How to complete this task:
Your response should contain each line of the data that includes "active".

Information shown:
⁂
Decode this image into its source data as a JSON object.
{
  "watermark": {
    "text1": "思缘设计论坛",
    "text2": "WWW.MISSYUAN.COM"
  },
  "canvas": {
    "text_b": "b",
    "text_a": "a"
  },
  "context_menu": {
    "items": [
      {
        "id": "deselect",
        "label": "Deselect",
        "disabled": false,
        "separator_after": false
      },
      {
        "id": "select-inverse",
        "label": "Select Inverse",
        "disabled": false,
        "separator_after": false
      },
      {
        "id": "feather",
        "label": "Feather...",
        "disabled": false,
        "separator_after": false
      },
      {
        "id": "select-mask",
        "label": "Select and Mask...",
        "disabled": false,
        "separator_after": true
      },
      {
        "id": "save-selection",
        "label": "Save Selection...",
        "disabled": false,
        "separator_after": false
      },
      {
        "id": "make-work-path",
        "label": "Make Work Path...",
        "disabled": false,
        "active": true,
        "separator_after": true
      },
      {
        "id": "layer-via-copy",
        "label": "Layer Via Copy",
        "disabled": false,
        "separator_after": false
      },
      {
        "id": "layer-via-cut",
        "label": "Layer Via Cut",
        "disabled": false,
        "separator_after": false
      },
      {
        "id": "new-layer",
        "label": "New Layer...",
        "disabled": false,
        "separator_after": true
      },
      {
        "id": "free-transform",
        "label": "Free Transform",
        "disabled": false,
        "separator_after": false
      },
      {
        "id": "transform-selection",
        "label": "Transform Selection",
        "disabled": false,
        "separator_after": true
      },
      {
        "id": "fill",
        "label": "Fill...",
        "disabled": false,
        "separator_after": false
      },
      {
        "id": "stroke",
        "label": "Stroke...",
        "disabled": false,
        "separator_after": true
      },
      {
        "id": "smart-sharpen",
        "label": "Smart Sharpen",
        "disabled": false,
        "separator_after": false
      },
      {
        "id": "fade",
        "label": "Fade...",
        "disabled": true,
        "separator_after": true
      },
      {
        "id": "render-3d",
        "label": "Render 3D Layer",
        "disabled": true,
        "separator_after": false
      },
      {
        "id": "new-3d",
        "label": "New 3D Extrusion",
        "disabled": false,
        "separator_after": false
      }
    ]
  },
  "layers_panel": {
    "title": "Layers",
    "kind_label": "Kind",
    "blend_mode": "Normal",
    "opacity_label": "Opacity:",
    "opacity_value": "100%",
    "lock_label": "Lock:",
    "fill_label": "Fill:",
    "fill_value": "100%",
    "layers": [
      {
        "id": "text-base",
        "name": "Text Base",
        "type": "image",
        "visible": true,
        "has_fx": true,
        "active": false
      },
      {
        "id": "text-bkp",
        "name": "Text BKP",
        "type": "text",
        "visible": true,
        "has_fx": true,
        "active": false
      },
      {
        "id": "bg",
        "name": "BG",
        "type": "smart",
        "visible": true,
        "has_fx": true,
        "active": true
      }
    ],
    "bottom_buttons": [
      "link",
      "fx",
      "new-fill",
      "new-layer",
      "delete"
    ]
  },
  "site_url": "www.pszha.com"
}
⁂
Result below:
        "active": true,
        "active": false
        "active": false
        "active": true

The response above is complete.